Credit: Salt + Pine

When it comes to new construction homes, one of the biggest benefits — having a clean, blank canvas with endless design possibilities — can make outfitting the space feel daunting. 

Case in point: This 2023 single-family home by Rhode Island builder Zalo One, LLC. Located in Middletown, Rhode Island, a suburban beach community not far from Newport, the home has plenty of square footage and tasteful finishes. It just needed the welcoming touch of staging experts Kristen Brown and Amy Keeley, co-founders of Salt + Pine Home Staging, to really help potential buyers envision themselves there.

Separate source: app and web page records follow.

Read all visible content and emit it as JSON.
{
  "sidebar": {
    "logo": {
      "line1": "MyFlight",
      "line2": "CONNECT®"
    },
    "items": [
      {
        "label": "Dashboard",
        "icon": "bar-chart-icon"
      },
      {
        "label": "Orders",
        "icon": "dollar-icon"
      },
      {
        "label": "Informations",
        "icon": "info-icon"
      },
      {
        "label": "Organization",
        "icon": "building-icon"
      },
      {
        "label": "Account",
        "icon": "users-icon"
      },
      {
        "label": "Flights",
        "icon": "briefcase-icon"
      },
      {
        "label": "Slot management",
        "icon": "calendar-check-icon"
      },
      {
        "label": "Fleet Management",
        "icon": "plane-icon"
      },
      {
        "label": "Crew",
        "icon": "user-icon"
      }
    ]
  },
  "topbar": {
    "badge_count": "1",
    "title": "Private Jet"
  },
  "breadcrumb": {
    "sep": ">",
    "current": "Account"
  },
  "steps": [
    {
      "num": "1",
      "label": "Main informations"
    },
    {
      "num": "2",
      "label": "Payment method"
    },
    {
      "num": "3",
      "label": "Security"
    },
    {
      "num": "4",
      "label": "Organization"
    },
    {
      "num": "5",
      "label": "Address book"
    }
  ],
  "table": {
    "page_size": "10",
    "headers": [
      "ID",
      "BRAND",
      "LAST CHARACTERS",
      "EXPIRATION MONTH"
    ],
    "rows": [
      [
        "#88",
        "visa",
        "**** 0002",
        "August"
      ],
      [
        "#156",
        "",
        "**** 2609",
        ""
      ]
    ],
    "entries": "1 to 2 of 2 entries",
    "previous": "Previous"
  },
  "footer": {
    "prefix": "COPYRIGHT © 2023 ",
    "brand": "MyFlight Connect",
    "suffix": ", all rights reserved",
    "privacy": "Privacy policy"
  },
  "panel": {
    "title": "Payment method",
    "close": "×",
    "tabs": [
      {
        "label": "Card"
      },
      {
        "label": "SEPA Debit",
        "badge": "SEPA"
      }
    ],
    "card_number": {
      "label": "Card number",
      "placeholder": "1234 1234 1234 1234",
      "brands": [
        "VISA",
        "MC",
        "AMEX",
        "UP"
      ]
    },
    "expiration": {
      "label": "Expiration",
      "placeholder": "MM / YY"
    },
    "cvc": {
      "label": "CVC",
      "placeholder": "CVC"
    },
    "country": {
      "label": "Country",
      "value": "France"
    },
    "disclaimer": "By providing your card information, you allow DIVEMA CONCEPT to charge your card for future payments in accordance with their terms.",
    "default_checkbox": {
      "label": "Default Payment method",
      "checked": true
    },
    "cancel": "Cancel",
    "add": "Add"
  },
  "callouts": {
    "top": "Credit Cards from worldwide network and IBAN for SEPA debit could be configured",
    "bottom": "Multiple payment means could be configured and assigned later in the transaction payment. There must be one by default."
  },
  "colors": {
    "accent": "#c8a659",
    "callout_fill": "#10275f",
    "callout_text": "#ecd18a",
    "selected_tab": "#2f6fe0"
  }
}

“Empty new construction homes can feel cold and unwelcoming,” Brown says. “When staging one, it is important to highlight to the potential buyers how they can live in the space with the furniture layout or placement.” This is especially true with homes like this one that feature an open floor plan with no obvious room division or parameters for furniture arrangement. 

Brown and Keeley knew they wanted to make the living area’s striking dark fireplace a focal point, but its off-center location in the open-concept living and dining room (plus the two separate entrances to the space) made furniture placement tricky. They opted for a shorter sofa opposite the fireplace and rounded out the seating area with two accent chairs, a pair of cubes, and a glass coffee table. 

“We chose the woven cubes for extra seating, and they also help define the spaces in the open room without blocking sightlines,” Keeley says. You can get a similar look with this version from Target. A bench in front of the windows near the front door offers an additional spot to perch or to drop bags or other items upon entering the house.  

When it came to decor, the home’s location inspired many of Brown and Keeley’s selections. “The home is in a coastal community so we knew we wanted to bring in some natural woven elements to give a beachy vibe as well as to bring texture and interest to the space,” Brown says. 

The duo kept the color palette of the furnishings light to complement the white walls and dark gray fireplace. “We added some woven art on the mantel to bring warmth and visual interest. The wool rug anchors the space and softens the room with a subtle pattern, and its gray stripe coordinates with the painted fireplace,” adds Keeley. 

Credit: Salt + Pine

Many of the strategies Brown and Keeley used to warm up this property can work in any home — new or old. For example, they like layering neutral pieces on a mantel or console table to add interest without overpowering a space. Greenery is another go-to. “Fresh or faux stems in vases on mantels or coffee tables adds freshness to the space,” says Brown. In smaller rooms Brown and Keeley are fans of glass coffee tables (because they don’t feel heavy in the space), and cubes or benches (as they can be easily moved around to provide extra seating).

After the Salt + Pine team worked their magic on this house, it went under contract in about two weeks. The goal is for it to close in time for the buyers to enjoy the summer at their new beach retreat.